● PROBLEM TO SOLVE: Work through the data below and give the number of lines holding "Documentation", nothing more.

● SOURCE DATA:
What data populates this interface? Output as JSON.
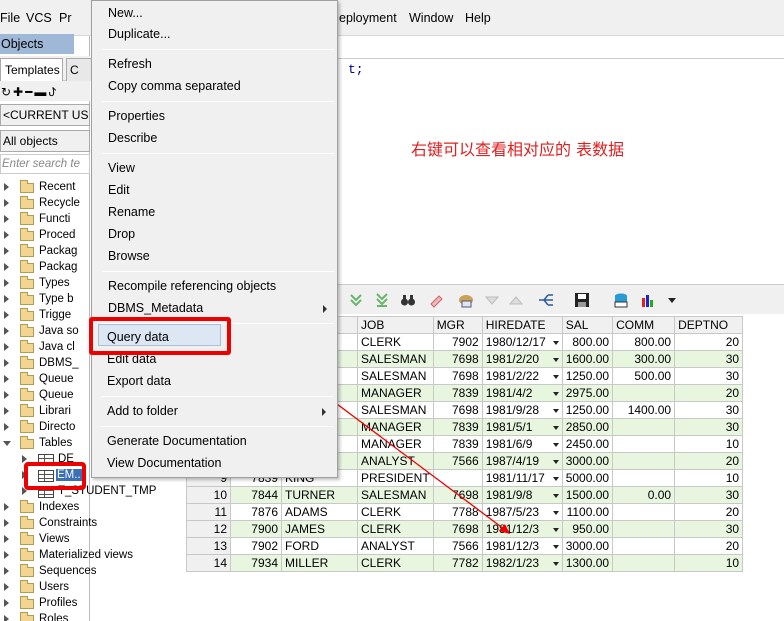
{
  "menubar": {
    "items": [
      "File",
      "VCS",
      "Pr",
      "eployment",
      "Window",
      "Help"
    ]
  },
  "left_panel": {
    "title": "Objects",
    "tabs": [
      "Templates",
      "C"
    ],
    "toolbar_glyphs": "↻✚━▬ꚠ",
    "user_combo": "<CURRENT US",
    "objects_combo": "All objects",
    "filter_placeholder": "Enter search te",
    "tree": [
      {
        "label": "Recent"
      },
      {
        "label": "Recycle"
      },
      {
        "label": "Functi"
      },
      {
        "label": "Proced"
      },
      {
        "label": "Packag"
      },
      {
        "label": "Packag"
      },
      {
        "label": "Types"
      },
      {
        "label": "Type b"
      },
      {
        "label": "Trigge"
      },
      {
        "label": "Java so"
      },
      {
        "label": "Java cl"
      },
      {
        "label": "DBMS_"
      },
      {
        "label": "Queue"
      },
      {
        "label": "Queue"
      },
      {
        "label": "Librari"
      },
      {
        "label": "Directo"
      },
      {
        "label": "Tables"
      }
    ],
    "table_children": [
      "DE",
      "EM..",
      "T_STUDENT_TMP"
    ],
    "tree_after": [
      "Indexes",
      "Constraints",
      "Views",
      "Materialized views",
      "Sequences",
      "Users",
      "Profiles",
      "Roles"
    ]
  },
  "editor": {
    "code": "t;"
  },
  "annotation": "右键可以查看相对应的 表数据",
  "context_menu": {
    "new": "New...",
    "duplicate": "Duplicate...",
    "refresh": "Refresh",
    "copy_comma": "Copy comma separated",
    "properties": "Properties",
    "describe": "Describe",
    "view": "View",
    "edit": "Edit",
    "rename": "Rename",
    "drop": "Drop",
    "browse": "Browse",
    "recompile": "Recompile referencing objects",
    "dbms_metadata": "DBMS_Metadata",
    "query_data": "Query data",
    "edit_data": "Edit data",
    "export_data": "Export data",
    "add_to_folder": "Add to folder",
    "generate_doc": "Generate Documentation",
    "view_doc": "View Documentation"
  },
  "grid": {
    "columns": [
      "JOB",
      "MGR",
      "HIREDATE",
      "SAL",
      "COMM",
      "DEPTNO"
    ],
    "rows": [
      {
        "rn": "",
        "empno": "",
        "ename": "",
        "job": "CLERK",
        "mgr": "7902",
        "hiredate": "1980/12/17",
        "sal": "800.00",
        "comm": "800.00",
        "deptno": "20"
      },
      {
        "rn": "",
        "empno": "",
        "ename": "",
        "job": "SALESMAN",
        "mgr": "7698",
        "hiredate": "1981/2/20",
        "sal": "1600.00",
        "comm": "300.00",
        "deptno": "30"
      },
      {
        "rn": "",
        "empno": "",
        "ename": "",
        "job": "SALESMAN",
        "mgr": "7698",
        "hiredate": "1981/2/22",
        "sal": "1250.00",
        "comm": "500.00",
        "deptno": "30"
      },
      {
        "rn": "",
        "empno": "",
        "ename": "",
        "job": "MANAGER",
        "mgr": "7839",
        "hiredate": "1981/4/2",
        "sal": "2975.00",
        "comm": "",
        "deptno": "20"
      },
      {
        "rn": "",
        "empno": "",
        "ename": "N",
        "job": "SALESMAN",
        "mgr": "7698",
        "hiredate": "1981/9/28",
        "sal": "1250.00",
        "comm": "1400.00",
        "deptno": "30"
      },
      {
        "rn": "",
        "empno": "",
        "ename": "",
        "job": "MANAGER",
        "mgr": "7839",
        "hiredate": "1981/5/1",
        "sal": "2850.00",
        "comm": "",
        "deptno": "30"
      },
      {
        "rn": "",
        "empno": "",
        "ename": "",
        "job": "MANAGER",
        "mgr": "7839",
        "hiredate": "1981/6/9",
        "sal": "2450.00",
        "comm": "",
        "deptno": "10"
      },
      {
        "rn": "",
        "empno": "",
        "ename": "",
        "job": "ANALYST",
        "mgr": "7566",
        "hiredate": "1987/4/19",
        "sal": "3000.00",
        "comm": "",
        "deptno": "20"
      },
      {
        "rn": "9",
        "empno": "7839",
        "ename": "KING",
        "job": "PRESIDENT",
        "mgr": "",
        "hiredate": "1981/11/17",
        "sal": "5000.00",
        "comm": "",
        "deptno": "10"
      },
      {
        "rn": "10",
        "empno": "7844",
        "ename": "TURNER",
        "job": "SALESMAN",
        "mgr": "7698",
        "hiredate": "1981/9/8",
        "sal": "1500.00",
        "comm": "0.00",
        "deptno": "30"
      },
      {
        "rn": "11",
        "empno": "7876",
        "ename": "ADAMS",
        "job": "CLERK",
        "mgr": "7788",
        "hiredate": "1987/5/23",
        "sal": "1100.00",
        "comm": "",
        "deptno": "20"
      },
      {
        "rn": "12",
        "empno": "7900",
        "ename": "JAMES",
        "job": "CLERK",
        "mgr": "7698",
        "hiredate": "1981/12/3",
        "sal": "950.00",
        "comm": "",
        "deptno": "30"
      },
      {
        "rn": "13",
        "empno": "7902",
        "ename": "FORD",
        "job": "ANALYST",
        "mgr": "7566",
        "hiredate": "1981/12/3",
        "sal": "3000.00",
        "comm": "",
        "deptno": "20"
      },
      {
        "rn": "14",
        "empno": "7934",
        "ename": "MILLER",
        "job": "CLERK",
        "mgr": "7782",
        "hiredate": "1982/1/23",
        "sal": "1300.00",
        "comm": "",
        "deptno": "10"
      }
    ]
  },
  "colors": {
    "annotation_red": "#ee0000",
    "row_alt": "#e8f6e0",
    "title_bar": "#9fb8d8"
  }
}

● RESULT OF THIS EXERCISE: 2